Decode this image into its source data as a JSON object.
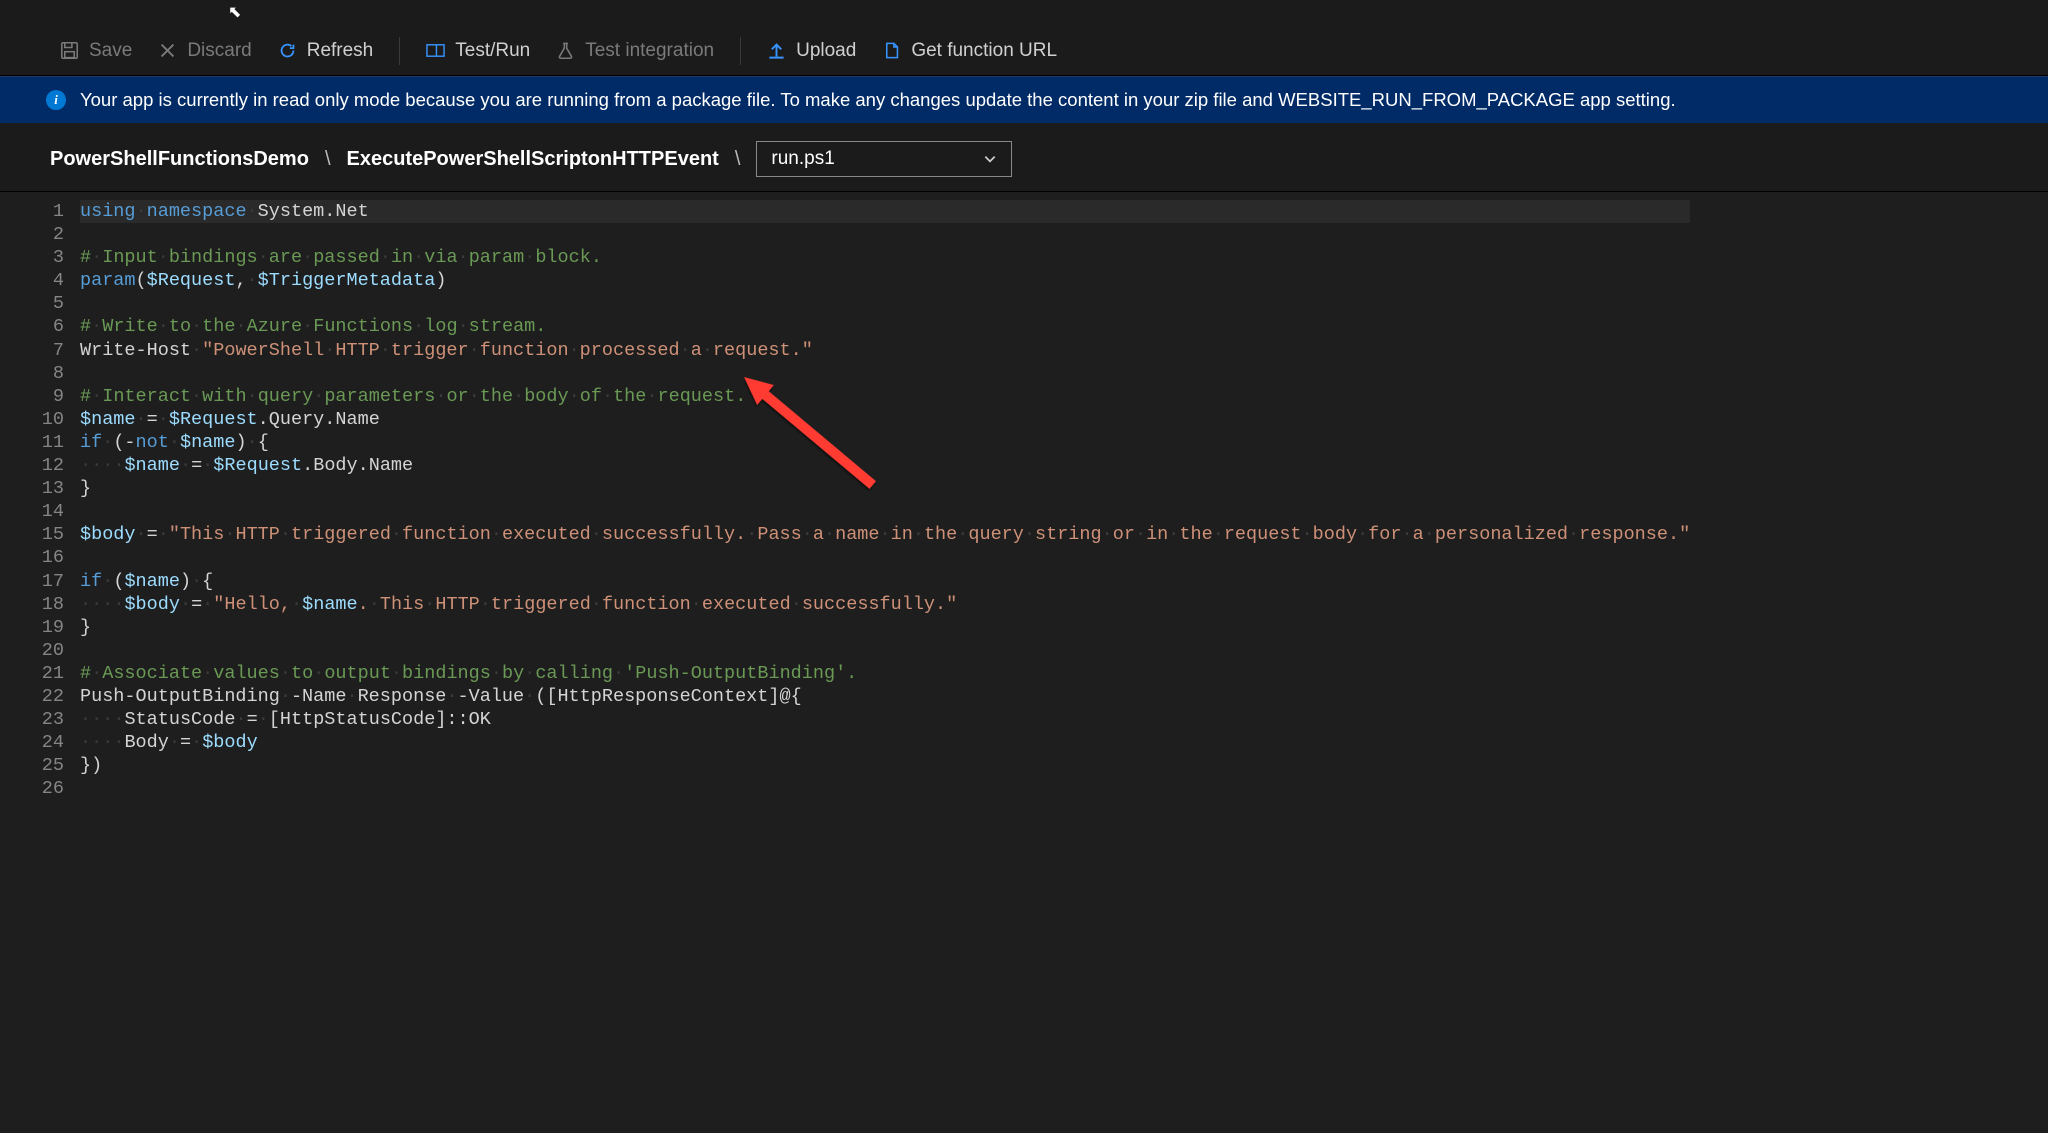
{
  "toolbar": {
    "save": "Save",
    "discard": "Discard",
    "refresh": "Refresh",
    "testrun": "Test/Run",
    "testint": "Test integration",
    "upload": "Upload",
    "geturl": "Get function URL"
  },
  "banner": {
    "text": "Your app is currently in read only mode because you are running from a package file. To make any changes update the content in your zip file and WEBSITE_RUN_FROM_PACKAGE app setting."
  },
  "breadcrumb": {
    "root": "PowerShellFunctionsDemo",
    "func": "ExecutePowerShellScriptonHTTPEvent",
    "file": "run.ps1"
  },
  "code_lines": [
    "using namespace System.Net",
    "",
    "# Input bindings are passed in via param block.",
    "param($Request, $TriggerMetadata)",
    "",
    "# Write to the Azure Functions log stream.",
    "Write-Host \"PowerShell HTTP trigger function processed a request.\"",
    "",
    "# Interact with query parameters or the body of the request.",
    "$name = $Request.Query.Name",
    "if (-not $name) {",
    "    $name = $Request.Body.Name",
    "}",
    "",
    "$body = \"This HTTP triggered function executed successfully. Pass a name in the query string or in the request body for a personalized response.\"",
    "",
    "if ($name) {",
    "    $body = \"Hello, $name. This HTTP triggered function executed successfully.\"",
    "}",
    "",
    "# Associate values to output bindings by calling 'Push-OutputBinding'.",
    "Push-OutputBinding -Name Response -Value ([HttpResponseContext]@{",
    "    StatusCode = [HttpStatusCode]::OK",
    "    Body = $body",
    "})",
    ""
  ]
}
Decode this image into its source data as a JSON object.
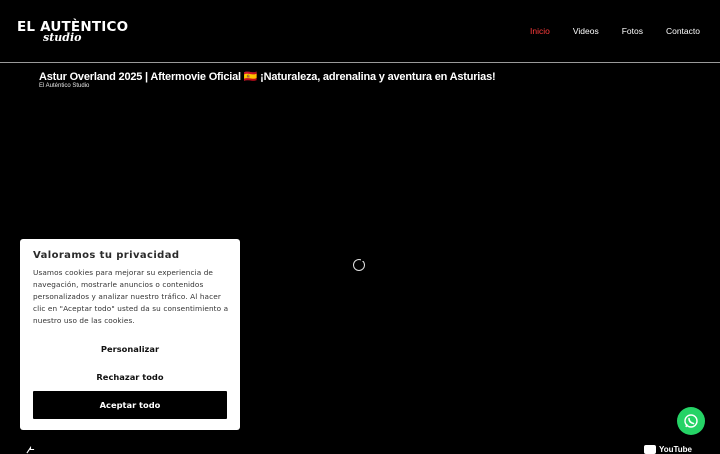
{
  "header": {
    "logo_main": "EL AUTÈNTICO",
    "logo_sub": "studio",
    "nav": [
      "Inicio",
      "Videos",
      "Fotos",
      "Contacto"
    ]
  },
  "video": {
    "title": "Astur Overland 2025 | Aftermovie Oficial 🇪🇸 ¡Naturaleza, adrenalina y aventura en Asturias!",
    "channel": "El Auténtico Studio",
    "provider": "YouTube"
  },
  "cookie": {
    "title": "Valoramos tu privacidad",
    "text": "Usamos cookies para mejorar su experiencia de navegación, mostrarle anuncios o contenidos personalizados y analizar nuestro tráfico. Al hacer clic en \"Aceptar todo\" usted da su consentimiento a nuestro uso de las cookies.",
    "customize_label": "Personalizar",
    "reject_label": "Rechazar todo",
    "accept_label": "Aceptar todo"
  },
  "colors": {
    "nav_active": "#ff3b3b",
    "whatsapp": "#25d366"
  }
}
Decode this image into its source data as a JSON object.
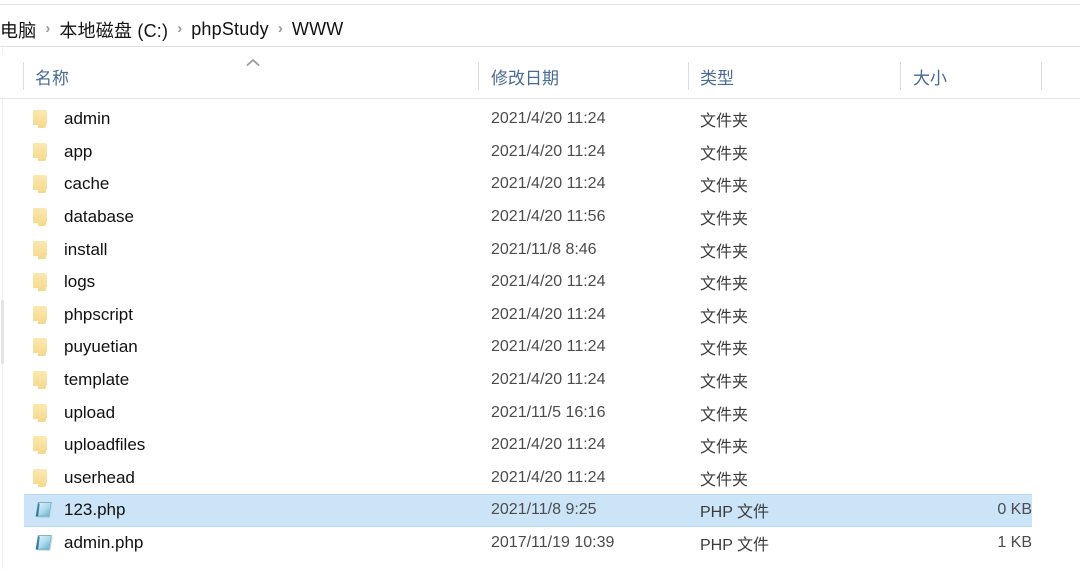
{
  "breadcrumb": {
    "separator": "›",
    "items": [
      "电脑",
      "本地磁盘 (C:)",
      "phpStudy",
      "WWW"
    ]
  },
  "columns": {
    "name": "名称",
    "modified": "修改日期",
    "type": "类型",
    "size": "大小",
    "sort_indicator": "ascending-chevron"
  },
  "colors": {
    "selection_fill": "#cce4f7",
    "selection_border": "#b8d9f2",
    "header_text": "#4a6a92",
    "folder_icon": "#f6d88a",
    "php_icon": "#6fb7d6"
  },
  "files": [
    {
      "name": "admin",
      "modified": "2021/4/20 11:24",
      "type": "文件夹",
      "size": "",
      "icon": "folder-icon",
      "selected": false
    },
    {
      "name": "app",
      "modified": "2021/4/20 11:24",
      "type": "文件夹",
      "size": "",
      "icon": "folder-icon",
      "selected": false
    },
    {
      "name": "cache",
      "modified": "2021/4/20 11:24",
      "type": "文件夹",
      "size": "",
      "icon": "folder-icon",
      "selected": false
    },
    {
      "name": "database",
      "modified": "2021/4/20 11:56",
      "type": "文件夹",
      "size": "",
      "icon": "folder-icon",
      "selected": false
    },
    {
      "name": "install",
      "modified": "2021/11/8 8:46",
      "type": "文件夹",
      "size": "",
      "icon": "folder-icon",
      "selected": false
    },
    {
      "name": "logs",
      "modified": "2021/4/20 11:24",
      "type": "文件夹",
      "size": "",
      "icon": "folder-icon",
      "selected": false
    },
    {
      "name": "phpscript",
      "modified": "2021/4/20 11:24",
      "type": "文件夹",
      "size": "",
      "icon": "folder-icon",
      "selected": false
    },
    {
      "name": "puyuetian",
      "modified": "2021/4/20 11:24",
      "type": "文件夹",
      "size": "",
      "icon": "folder-icon",
      "selected": false
    },
    {
      "name": "template",
      "modified": "2021/4/20 11:24",
      "type": "文件夹",
      "size": "",
      "icon": "folder-icon",
      "selected": false
    },
    {
      "name": "upload",
      "modified": "2021/11/5 16:16",
      "type": "文件夹",
      "size": "",
      "icon": "folder-icon",
      "selected": false
    },
    {
      "name": "uploadfiles",
      "modified": "2021/4/20 11:24",
      "type": "文件夹",
      "size": "",
      "icon": "folder-icon",
      "selected": false
    },
    {
      "name": "userhead",
      "modified": "2021/4/20 11:24",
      "type": "文件夹",
      "size": "",
      "icon": "folder-icon",
      "selected": false
    },
    {
      "name": "123.php",
      "modified": "2021/11/8 9:25",
      "type": "PHP 文件",
      "size": "0 KB",
      "icon": "php-file-icon",
      "selected": true
    },
    {
      "name": "admin.php",
      "modified": "2017/11/19 10:39",
      "type": "PHP 文件",
      "size": "1 KB",
      "icon": "php-file-icon",
      "selected": false
    }
  ]
}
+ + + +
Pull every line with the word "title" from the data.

*Result for this exercise*
    "title": "Astur Overland 2025 | Aftermovie Oficial 🇪🇸 ¡Naturaleza, adrenalina y aventura en Asturias!",
    "title": "Valoramos tu privacidad",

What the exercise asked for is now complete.